__Prompt__. Search the data for "color". Each line containing it is to be copied.

__Provided data__.
———

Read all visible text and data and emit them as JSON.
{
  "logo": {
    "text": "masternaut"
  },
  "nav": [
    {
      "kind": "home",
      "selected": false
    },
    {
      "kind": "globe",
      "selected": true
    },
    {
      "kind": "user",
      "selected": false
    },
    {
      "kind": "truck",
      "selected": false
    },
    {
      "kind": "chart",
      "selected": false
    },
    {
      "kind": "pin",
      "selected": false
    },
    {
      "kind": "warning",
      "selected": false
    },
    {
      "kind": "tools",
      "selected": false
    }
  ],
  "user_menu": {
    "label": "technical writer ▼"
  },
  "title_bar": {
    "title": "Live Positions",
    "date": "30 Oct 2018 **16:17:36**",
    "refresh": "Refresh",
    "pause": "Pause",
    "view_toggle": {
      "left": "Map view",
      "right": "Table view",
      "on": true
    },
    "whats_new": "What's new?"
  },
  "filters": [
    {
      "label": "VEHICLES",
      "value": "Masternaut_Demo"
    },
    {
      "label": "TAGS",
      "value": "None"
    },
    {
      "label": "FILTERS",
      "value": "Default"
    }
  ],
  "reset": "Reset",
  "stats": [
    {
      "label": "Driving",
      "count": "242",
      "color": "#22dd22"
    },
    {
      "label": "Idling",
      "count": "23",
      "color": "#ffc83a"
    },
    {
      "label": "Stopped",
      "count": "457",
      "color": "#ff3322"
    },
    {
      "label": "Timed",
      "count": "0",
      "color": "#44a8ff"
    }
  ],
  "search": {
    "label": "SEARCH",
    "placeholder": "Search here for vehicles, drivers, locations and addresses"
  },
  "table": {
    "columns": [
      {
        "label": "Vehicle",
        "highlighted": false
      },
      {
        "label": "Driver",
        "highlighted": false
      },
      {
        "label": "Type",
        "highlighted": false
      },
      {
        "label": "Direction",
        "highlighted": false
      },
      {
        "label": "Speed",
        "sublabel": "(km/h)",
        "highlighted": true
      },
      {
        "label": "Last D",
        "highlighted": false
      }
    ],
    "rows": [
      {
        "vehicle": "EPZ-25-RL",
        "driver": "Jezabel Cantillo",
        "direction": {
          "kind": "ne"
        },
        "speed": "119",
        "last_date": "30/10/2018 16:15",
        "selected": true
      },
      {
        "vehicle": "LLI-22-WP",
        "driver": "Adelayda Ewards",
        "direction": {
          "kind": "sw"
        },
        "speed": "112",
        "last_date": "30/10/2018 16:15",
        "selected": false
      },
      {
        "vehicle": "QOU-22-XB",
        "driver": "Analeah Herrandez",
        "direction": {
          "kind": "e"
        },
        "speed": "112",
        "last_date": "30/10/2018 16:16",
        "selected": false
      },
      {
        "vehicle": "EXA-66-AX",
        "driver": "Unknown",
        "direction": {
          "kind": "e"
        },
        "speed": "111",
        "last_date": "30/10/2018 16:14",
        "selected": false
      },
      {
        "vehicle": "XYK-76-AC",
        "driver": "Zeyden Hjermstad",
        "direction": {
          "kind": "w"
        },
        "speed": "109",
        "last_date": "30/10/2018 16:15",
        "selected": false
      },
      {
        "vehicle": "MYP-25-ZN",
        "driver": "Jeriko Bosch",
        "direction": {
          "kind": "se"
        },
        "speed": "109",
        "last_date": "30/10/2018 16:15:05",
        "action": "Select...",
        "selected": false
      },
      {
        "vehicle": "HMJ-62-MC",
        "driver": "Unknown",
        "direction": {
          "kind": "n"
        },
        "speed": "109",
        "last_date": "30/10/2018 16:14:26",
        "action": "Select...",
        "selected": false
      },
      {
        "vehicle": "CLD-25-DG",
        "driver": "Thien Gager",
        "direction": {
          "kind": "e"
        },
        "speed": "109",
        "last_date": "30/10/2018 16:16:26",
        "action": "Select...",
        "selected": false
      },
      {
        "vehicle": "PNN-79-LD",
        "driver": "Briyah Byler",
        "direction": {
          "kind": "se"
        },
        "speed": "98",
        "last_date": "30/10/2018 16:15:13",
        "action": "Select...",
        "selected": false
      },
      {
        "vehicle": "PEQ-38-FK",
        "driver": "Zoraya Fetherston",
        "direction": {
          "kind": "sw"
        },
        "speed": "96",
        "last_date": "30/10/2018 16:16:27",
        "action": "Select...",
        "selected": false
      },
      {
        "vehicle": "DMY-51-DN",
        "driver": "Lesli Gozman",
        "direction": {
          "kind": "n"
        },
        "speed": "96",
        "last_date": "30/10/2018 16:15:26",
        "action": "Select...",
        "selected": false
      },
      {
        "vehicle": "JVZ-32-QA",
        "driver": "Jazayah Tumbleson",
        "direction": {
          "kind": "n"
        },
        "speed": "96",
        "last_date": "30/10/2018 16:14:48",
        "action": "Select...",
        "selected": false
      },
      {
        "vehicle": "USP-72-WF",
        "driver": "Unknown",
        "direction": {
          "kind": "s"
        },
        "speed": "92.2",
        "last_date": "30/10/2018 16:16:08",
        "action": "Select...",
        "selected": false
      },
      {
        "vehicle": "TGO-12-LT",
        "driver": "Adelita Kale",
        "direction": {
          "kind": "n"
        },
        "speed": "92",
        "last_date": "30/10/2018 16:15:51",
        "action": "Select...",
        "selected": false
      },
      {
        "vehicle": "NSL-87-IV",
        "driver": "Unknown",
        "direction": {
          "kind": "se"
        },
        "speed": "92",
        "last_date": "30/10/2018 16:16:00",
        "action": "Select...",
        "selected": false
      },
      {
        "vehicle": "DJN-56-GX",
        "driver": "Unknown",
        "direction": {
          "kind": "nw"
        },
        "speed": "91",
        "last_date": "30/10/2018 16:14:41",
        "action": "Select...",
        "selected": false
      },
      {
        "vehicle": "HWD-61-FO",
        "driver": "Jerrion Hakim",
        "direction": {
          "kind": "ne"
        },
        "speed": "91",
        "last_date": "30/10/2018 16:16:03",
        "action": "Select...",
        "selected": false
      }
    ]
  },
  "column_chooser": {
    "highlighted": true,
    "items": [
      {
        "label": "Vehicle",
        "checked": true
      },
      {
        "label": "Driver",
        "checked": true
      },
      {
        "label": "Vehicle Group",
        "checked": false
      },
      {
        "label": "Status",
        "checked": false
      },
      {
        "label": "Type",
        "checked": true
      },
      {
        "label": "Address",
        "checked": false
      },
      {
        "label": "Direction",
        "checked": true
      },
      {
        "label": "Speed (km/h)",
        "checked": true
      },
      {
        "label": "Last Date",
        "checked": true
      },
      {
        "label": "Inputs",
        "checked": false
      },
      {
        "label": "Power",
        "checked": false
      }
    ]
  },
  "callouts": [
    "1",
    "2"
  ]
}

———

__Completed task__.
      "color": "#22dd22"
      "color": "#ffc83a"
      "color": "#ff3322"
      "color": "#44a8ff"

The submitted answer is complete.